Aren't "regular people" supposed to wear, like, khakis or something? I eschewed my regular slim Levi's, thrift-store T-shirts and all-black Converse in favor of dress pants, button-down shirts and Ferragamos. The comments at work quickly grew tedious. I started entertaining myself by making up outlandish explanations for the new look: job interview at JPMorgan; became a Jehovah's Witness; went to rehab. However, as time passed, I noted an unexpectedly consistent reaction. No matter how retardedly out of character I dressed, people still insisted that I looked stylish. One day, I wore Kmart boating shoes with no socks, pleated shorts and a white polo shirt with a popped-out collar—a sort of deranged-yachtsman look—and people still said that I wore it well. Probably they were just trying to be polite, but I also like to think that hipsterdom necessitates a certain devil-may-care swagger that helps you wear anything with confidence. Is there any other way to explain how guys cruising down Bedford Avenue shoehorned into jeans that would look tight on a ten-year-old girl still manage to (sometimes) pull it off? I looked forward to returning to my slacker gear—though I am definitely keeping the boat shoes.
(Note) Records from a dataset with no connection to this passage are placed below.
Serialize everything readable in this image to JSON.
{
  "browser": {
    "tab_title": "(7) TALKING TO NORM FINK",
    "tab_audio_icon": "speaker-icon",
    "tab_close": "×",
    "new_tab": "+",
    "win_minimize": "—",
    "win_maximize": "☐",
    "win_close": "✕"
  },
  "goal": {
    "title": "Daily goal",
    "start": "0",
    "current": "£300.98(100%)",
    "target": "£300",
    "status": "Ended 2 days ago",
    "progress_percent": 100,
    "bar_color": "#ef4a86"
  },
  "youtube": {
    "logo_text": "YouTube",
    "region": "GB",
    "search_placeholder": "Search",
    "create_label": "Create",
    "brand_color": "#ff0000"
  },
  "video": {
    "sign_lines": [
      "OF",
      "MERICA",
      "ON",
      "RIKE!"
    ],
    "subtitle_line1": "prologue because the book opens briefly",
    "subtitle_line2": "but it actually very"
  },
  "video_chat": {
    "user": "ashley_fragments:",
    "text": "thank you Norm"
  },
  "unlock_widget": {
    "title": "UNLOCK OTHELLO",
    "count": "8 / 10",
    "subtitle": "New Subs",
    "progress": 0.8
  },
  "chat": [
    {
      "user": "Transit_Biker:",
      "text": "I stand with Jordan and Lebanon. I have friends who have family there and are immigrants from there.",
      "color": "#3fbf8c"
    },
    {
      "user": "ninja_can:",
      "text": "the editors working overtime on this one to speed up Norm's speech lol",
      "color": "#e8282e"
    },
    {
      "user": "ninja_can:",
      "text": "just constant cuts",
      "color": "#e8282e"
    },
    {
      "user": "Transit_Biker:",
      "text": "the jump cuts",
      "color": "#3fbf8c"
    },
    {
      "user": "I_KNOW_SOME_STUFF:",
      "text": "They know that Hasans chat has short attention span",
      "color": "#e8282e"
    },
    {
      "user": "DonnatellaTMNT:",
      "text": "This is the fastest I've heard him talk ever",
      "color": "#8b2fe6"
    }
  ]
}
Normally, I'm something of a book snob. I prefer reading—translated, of course—authors like Jean Genet or Hermann Broch to Dan Brown and David Baldacci. So it was with some trepidation that I entered Borders and purchased a Star Wars novel and a copy of Maxim. Reading these gems on the L train was humiliating. I wear my cultural trappings as a badge of pride, and apparently, I also like to impress people whose opinions I claim not to care about. Truth be told, I found myself enjoying tales from a galaxy far, far away. Despite the fact that they were written on a third-grade level, the lack of existential conflict and postmodern window dressing was refreshing. And the lightsabers were cool too. Maxim, it should be noted, was less revelatory, although I did learn six important tips on how to make a successful sex tape. I will be going back to The New Yorker and Harper's, but I'm also going to make time for nerding out in sci-fi land.
I long ago lost any discernible criteria for judging what is actually good. For this experiment, I threw aside the creative noise of Lightning Bolt and An Albatross for the ballads of Springsteen. A funny thing happened: I realized that I really, really love Springsteen. Yes, even "Secret Garden"--style Bruce.
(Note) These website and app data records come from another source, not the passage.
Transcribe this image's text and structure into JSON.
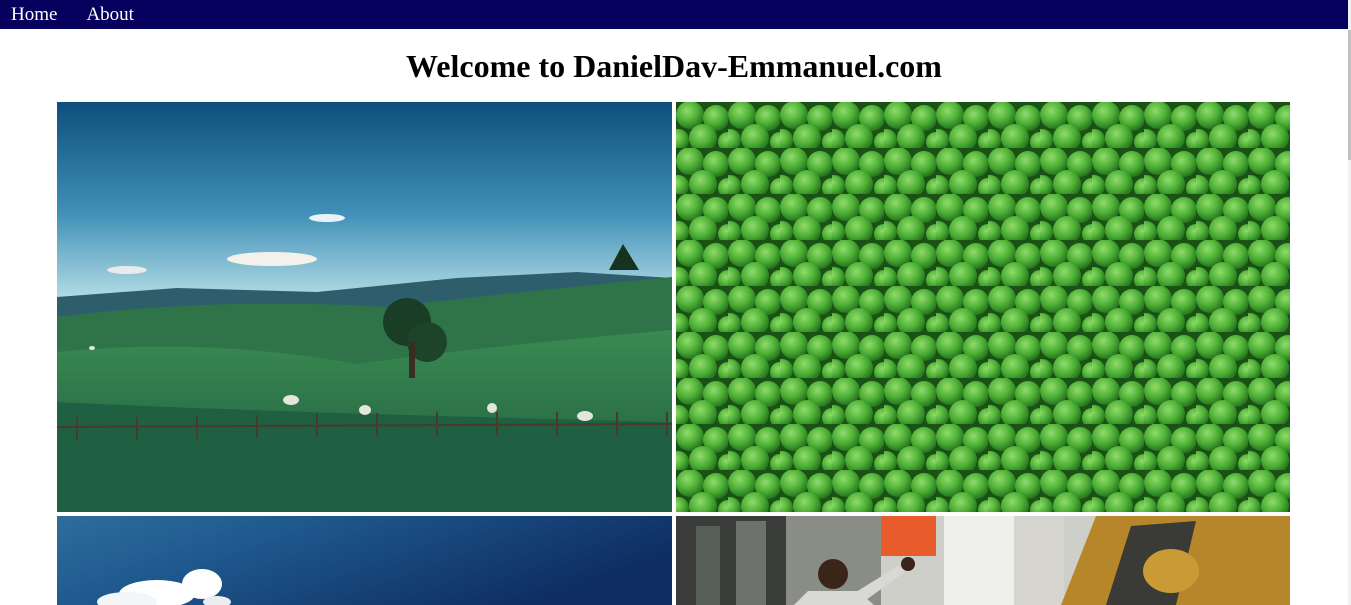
{
  "nav": {
    "items": [
      {
        "label": "Home"
      },
      {
        "label": "About"
      }
    ]
  },
  "page": {
    "title": "Welcome to DanielDav-Emmanuel.com"
  },
  "gallery": {
    "images": [
      {
        "subject": "green pasture landscape with sheep and fence"
      },
      {
        "subject": "close-up of green peas"
      },
      {
        "subject": "blue sky with clouds"
      },
      {
        "subject": "man waving on city street with taxi"
      }
    ]
  },
  "colors": {
    "navbar": "#05005c",
    "nav_text": "#ffffff",
    "title_text": "#000000"
  }
}
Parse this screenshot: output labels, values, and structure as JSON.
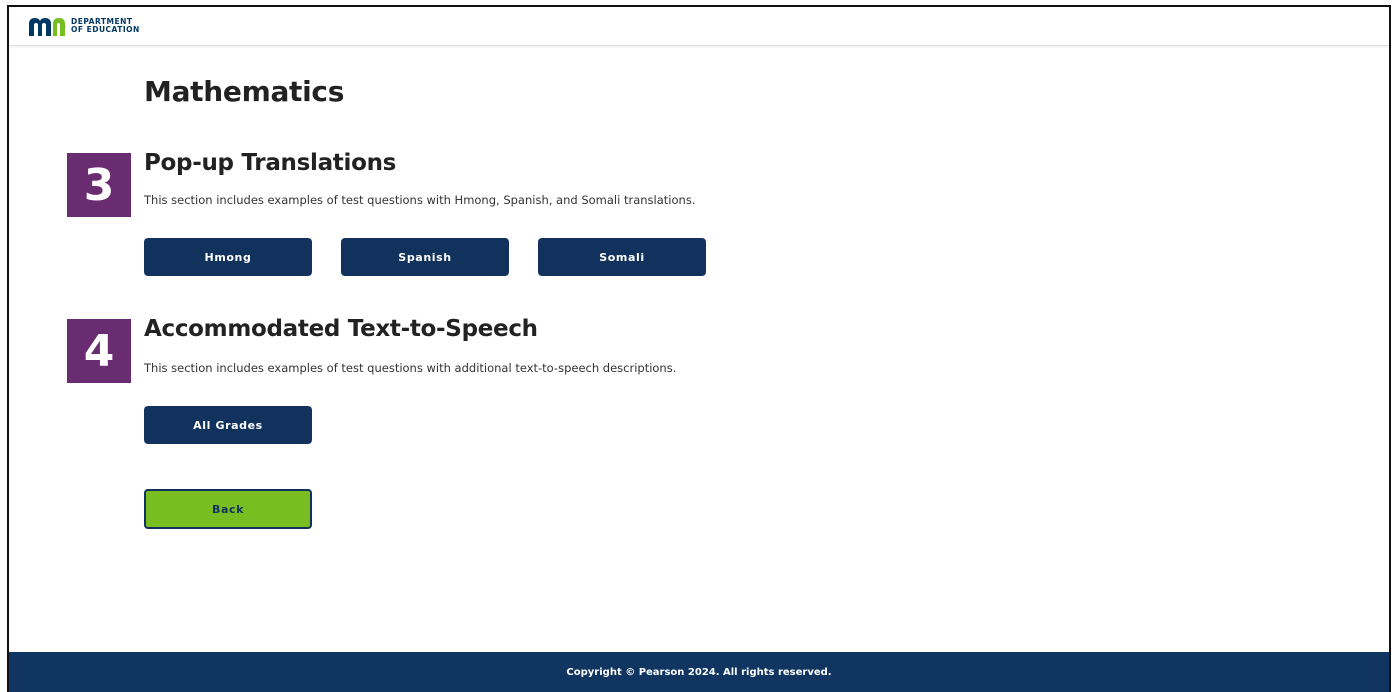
{
  "header": {
    "logo_line1": "DEPARTMENT",
    "logo_line2": "OF EDUCATION",
    "logo_icon": "mn-logo-icon",
    "colors": {
      "navy": "#003865",
      "green": "#78be21"
    }
  },
  "main": {
    "title": "Mathematics",
    "sections": [
      {
        "number": "3",
        "title": "Pop-up Translations",
        "description": "This section includes examples of test questions with Hmong, Spanish, and Somali translations.",
        "buttons": [
          "Hmong",
          "Spanish",
          "Somali"
        ]
      },
      {
        "number": "4",
        "title": "Accommodated Text-to-Speech",
        "description": "This section includes examples of test questions with additional text-to-speech descriptions.",
        "buttons": [
          "All Grades"
        ]
      }
    ],
    "back_label": "Back"
  },
  "footer": {
    "copyright": "Copyright © Pearson 2024. All rights reserved."
  },
  "colors": {
    "badge": "#6a2c70",
    "button": "#12325e",
    "back_button": "#78be21",
    "footer": "#0f3560"
  }
}
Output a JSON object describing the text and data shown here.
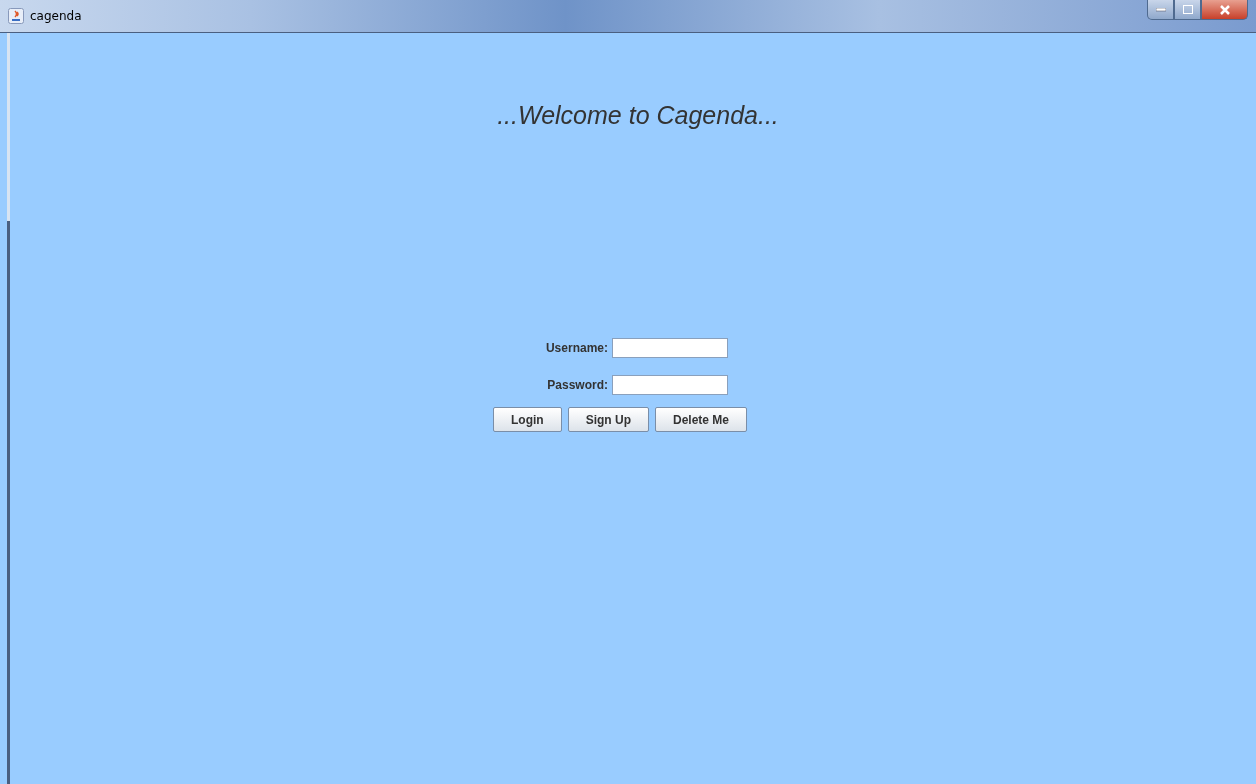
{
  "window": {
    "title": "cagenda"
  },
  "heading": "...Welcome to Cagenda...",
  "fields": [
    {
      "label": "Username:"
    },
    {
      "label": "Password:"
    }
  ],
  "buttons": [
    "Login",
    "Sign Up",
    "Delete Me"
  ]
}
In the course of trying to figure out how much of Drew Toal is genuine handsome rake and how much is just hipster ephemera, I started to consider how many of my friends I had lost touch with merely because we don't share the same interests. I looked up an old high-school pal who lives in Soho, works at Merrill Lynch and frequents places that likely wouldn't let me within ten feet of the front door. We caught up, fell into our old routine, and not once did our many superficial differences become an issue. We enjoyed some Patrn margaritas and shit-talked girls who wouldn't look at us in high school. Naturally, he paid for the booze, since I am dead broke. It was one of the better times I have had in quite a while. Will my friend and I hang out again? I hope so. Maybe he can hire me as his valet or something.
I've been given a lot to think about, especially since I'm not getting any younger and I don't know that I want to be living the life of a broke, pretentious clown when I'm 40. Fortunately New York is a neverland for people like me, and there's no real rush to embrace adulthood. For now, I will continue to be a beacon of fantastic/abysmal cultural wherewithal and empty pockets—a hipster, and proud.
Photos: Cinzia Reale-Castello
Before Hipster Drew sticks it to the Man by trading witty bons mots with the literati, smelling like a spicy old sailor and showing off his junk in ball-strangling denim.
After Post-hipster Drew tries his hardest to become a "reg" (his hipster slang for regular person).